Yep, I was going to be a superstar.
But of course, I wasn't going to become just any Hollywood A Lister. I fully intended to be of the "legit" variety, paying my dues in the theatrical realm, which would of course give me that frisson of authenticity lacking from most "flavor of the month" celebrities that grace the covers of the supermarket check-out stand tabloids. I had it all planned out: after a few years honing my craft on Seattle's major stages, I'd pick up stakes for New York, make my Broadway debut, get noticed by film studios, become bi-coastal, and by now have at least one or two Oscars lining the mantel of my tastefully appointed Central Park West apartment (making every effort to avoid such crass symbolism at the Montana ranch). I'd be famous, rich, admired, and respected, yet still maintain that small-town American "aw shucks!" demeanor, which like Jimmy Stewart or Tom Hanks, would become my stock-in-trade, and the essence of my popularity.
Well, yeah things didn't exactly turn out quite like that, did they? Twenty years later, I'm still in Seattle, by choice if not by circumstance, and having suddenly and inexplicably found myself smack-dab in what the older generation terms "middle age", I find myself at a crossroads where, while the world of the theatre itself is always going to fill a large part of my life, I'm not certain at this point whether performing ever will again to the same extent it once did.
It turns out my ambitions were slightly unrealistic, even for a naive, relatively unsophisticated 24 year-old who'd up until then had never lived in a town larger than Portland. It didn't take all that long to discover that whatever innate or cultivated talent I possessed was only going to carry me so far. In addition to talent, dauntless perveverence, unbridled sucking up, and plain good luck are just as essential in terms of who does or doesn't make the top. It's like having a high IQ: sure, scoring 145 puts you in the 98th percentile, but when you break it down into actual numbers that means there are roughly 130,000,000 people on the planet who are just as smart, if not smarter than you are. And most of them are a LOT smarter than you. It's the same with talent. You can be waaaaaaay up there on the Talent Quotient Index, but unless you're right at the very tippity-top, you need something more than that to give you that extra edge that marks the difference between minorly and the spectacularly successful. And after 20 years, I think I can say with a certain sense of humility that whatever those extra qualities may be, I don't have enough of them to turn that dream into reality.

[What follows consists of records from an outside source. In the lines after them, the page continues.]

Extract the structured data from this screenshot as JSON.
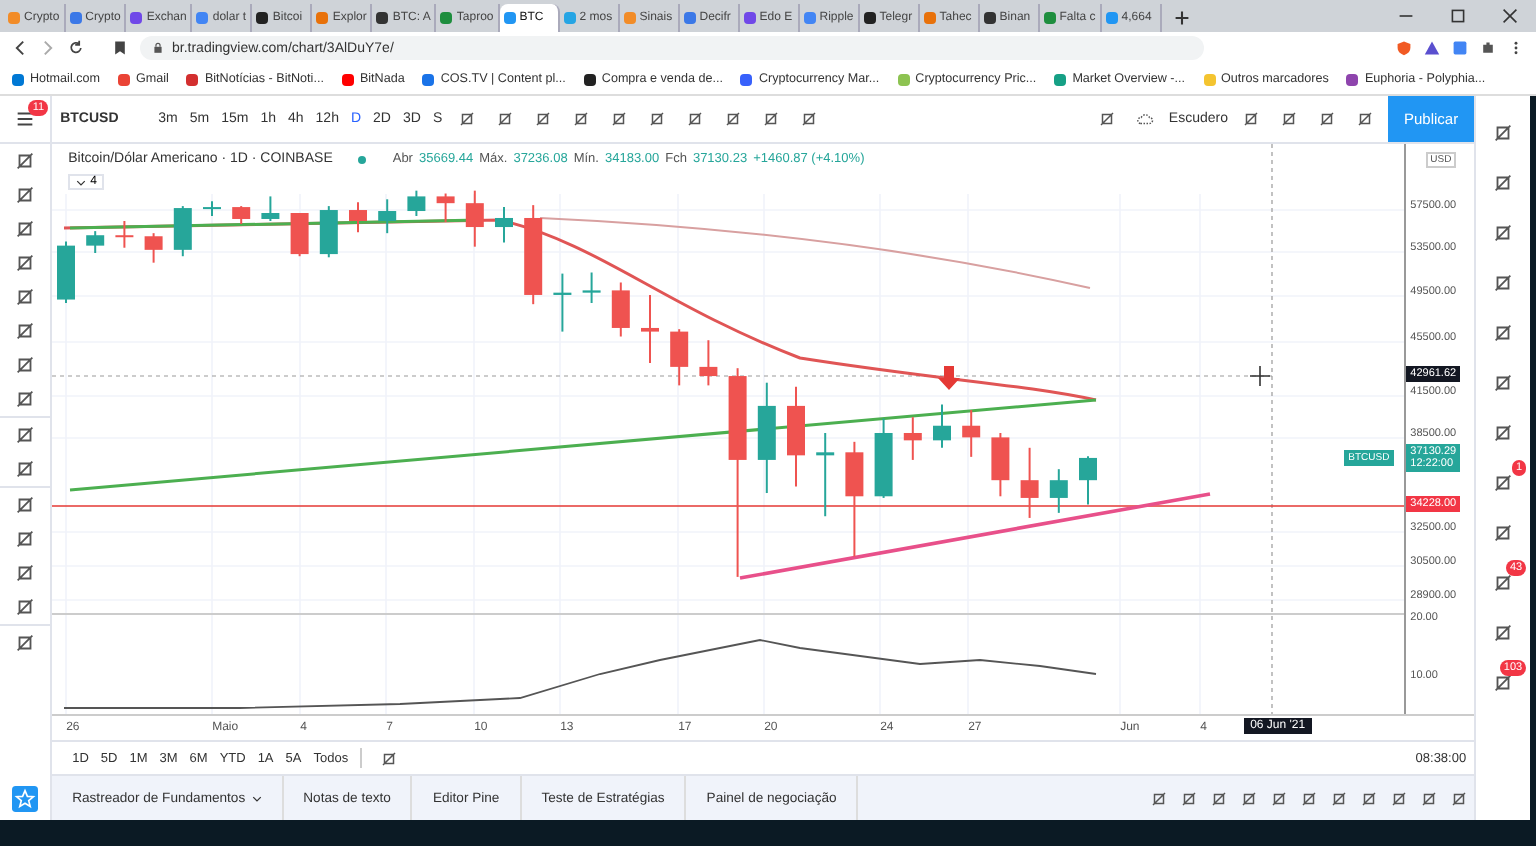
{
  "browser": {
    "tabs": [
      {
        "title": "Crypto",
        "selected": false
      },
      {
        "title": "Crypto",
        "selected": false
      },
      {
        "title": "Exchan",
        "selected": false
      },
      {
        "title": "dolar t",
        "selected": false
      },
      {
        "title": "Bitcoi",
        "selected": false
      },
      {
        "title": "Explor",
        "selected": false
      },
      {
        "title": "BTC: A",
        "selected": false
      },
      {
        "title": "Taproo",
        "selected": false
      },
      {
        "title": "BTC",
        "selected": true
      },
      {
        "title": "2 mos",
        "selected": false
      },
      {
        "title": "Sinais",
        "selected": false
      },
      {
        "title": "Decifr",
        "selected": false
      },
      {
        "title": "Edo E",
        "selected": false
      },
      {
        "title": "Ripple",
        "selected": false
      },
      {
        "title": "Telegr",
        "selected": false
      },
      {
        "title": "Tahec",
        "selected": false
      },
      {
        "title": "Binan",
        "selected": false
      },
      {
        "title": "Falta c",
        "selected": false
      },
      {
        "title": "4,664",
        "selected": false
      }
    ],
    "url": "br.tradingview.com/chart/3AlDuY7e/",
    "bookmarks": [
      "Hotmail.com",
      "Gmail",
      "BitNotícias - BitNoti...",
      "BitNada",
      "COS.TV | Content pl...",
      "Compra e venda de...",
      "Cryptocurrency Mar...",
      "Cryptocurrency Pric...",
      "Market Overview -...",
      "Outros marcadores",
      "Euphoria - Polyphia..."
    ]
  },
  "toolbar": {
    "menu_badge": "11",
    "symbol": "BTCUSD",
    "intervals": [
      {
        "label": "3m",
        "selected": false
      },
      {
        "label": "5m",
        "selected": false
      },
      {
        "label": "15m",
        "selected": false
      },
      {
        "label": "1h",
        "selected": false
      },
      {
        "label": "4h",
        "selected": false
      },
      {
        "label": "12h",
        "selected": false
      },
      {
        "label": "D",
        "selected": true
      },
      {
        "label": "2D",
        "selected": false
      },
      {
        "label": "3D",
        "selected": false
      },
      {
        "label": "S",
        "selected": false
      }
    ],
    "layout_name": "Escudero",
    "publish": "Publicar"
  },
  "legend": {
    "title": "Bitcoin/Dólar Americano · 1D · COINBASE",
    "values": [
      {
        "label": "Abr",
        "value": "35669.44"
      },
      {
        "label": "Máx.",
        "value": "37236.08"
      },
      {
        "label": "Mín.",
        "value": "34183.00"
      },
      {
        "label": "Fch",
        "value": "37130.23"
      }
    ],
    "change": "+1460.87 (+4.10%)",
    "indicator_count": "4"
  },
  "price_axis": {
    "currency": "USD",
    "ticks": [
      "57500.00",
      "53500.00",
      "49500.00",
      "45500.00",
      "41500.00",
      "38500.00",
      "32500.00",
      "30500.00",
      "28900.00"
    ],
    "crosshair_price": "42961.62",
    "last_symbol": "BTCUSD",
    "last_price": "37130.29",
    "countdown": "12:22:00",
    "line_price": "34228.00",
    "indicator_ticks": [
      "20.00",
      "10.00"
    ]
  },
  "time_axis": {
    "ticks": [
      "26",
      "Maio",
      "4",
      "7",
      "10",
      "13",
      "17",
      "20",
      "24",
      "27",
      "Jun",
      "4"
    ],
    "crosshair_date": "06 Jun '21"
  },
  "ranges": [
    "1D",
    "5D",
    "1M",
    "3M",
    "6M",
    "YTD",
    "1A",
    "5A",
    "Todos"
  ],
  "clock": "08:38:00",
  "bottom_tabs": [
    "Rastreador de Fundamentos",
    "Notas de texto",
    "Editor Pine",
    "Teste de Estratégias",
    "Painel de negociação"
  ],
  "sidebar_badges": [
    "1",
    "43",
    "103"
  ]
}
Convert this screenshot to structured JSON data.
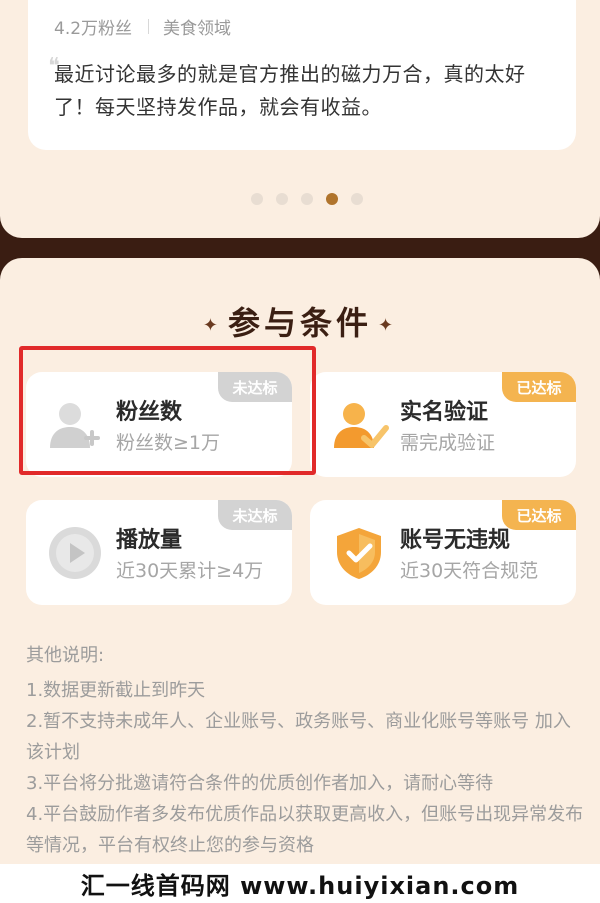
{
  "testimonial": {
    "followers": "4.2万粉丝",
    "domain": "美食领域",
    "text": "最近讨论最多的就是官方推出的磁力万合，真的太好了！每天坚持发作品，就会有收益。"
  },
  "carousel": {
    "count": 5,
    "active_index": 3
  },
  "conditions": {
    "title": "参与条件",
    "cards": [
      {
        "title": "粉丝数",
        "subtitle": "粉丝数≥1万",
        "status": "未达标",
        "icon": "user-add-icon"
      },
      {
        "title": "实名验证",
        "subtitle": "需完成验证",
        "status": "已达标",
        "icon": "user-check-icon"
      },
      {
        "title": "播放量",
        "subtitle": "近30天累计≥4万",
        "status": "未达标",
        "icon": "play-icon"
      },
      {
        "title": "账号无违规",
        "subtitle": "近30天符合规范",
        "status": "已达标",
        "icon": "shield-check-icon"
      }
    ]
  },
  "notes": {
    "title": "其他说明:",
    "items": [
      "1.数据更新截止到昨天",
      "2.暂不支持未成年人、企业账号、政务账号、商业化账号等账号 加入该计划",
      "3.平台将分批邀请符合条件的优质创作者加入，请耐心等待",
      "4.平台鼓励作者多发布优质作品以获取更高收入，但账号出现异常发布等情况，平台有权终止您的参与资格"
    ]
  },
  "watermark": "汇一线首码网 www.huiyixian.com",
  "colors": {
    "accent": "#f4b450",
    "unmet": "#d3d3d3",
    "highlight": "#e12a2a",
    "panel": "#fbeee1",
    "background": "#3a1d12"
  }
}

And that's okay. In the meantime I've come to realize that success, or at least that particular kind of success isn't all that important or worthy of a goal. Sure, rich-and-famous people have the opportunity to do good, important things as a result of their success, things that most of the rest of us could never dream of achieving. I mean, only the richest man in the world could even consider single-handedly tackling the problems of eradicating childhood commmunicable diseases in Africa, or providing every school-aged kid in the United States with access to the Internet. And more power to him for trying.
But, then you see at what ordinary people are capable of achieving under the most daunting of circumstances, like what the citizens of New Orleans, and Gulfport, and Biloxi and any one of a hundred other smaller, but no less devastated towns strewn across the Mississippi delta are doing right now to ensure, by whatever means necessary, the health and safety of their families, their neighbors and their communities. And that's a quality that neither talent, money nor fame can ever guarantee.
Sometimes success is measured simply by the fact of sheer survival.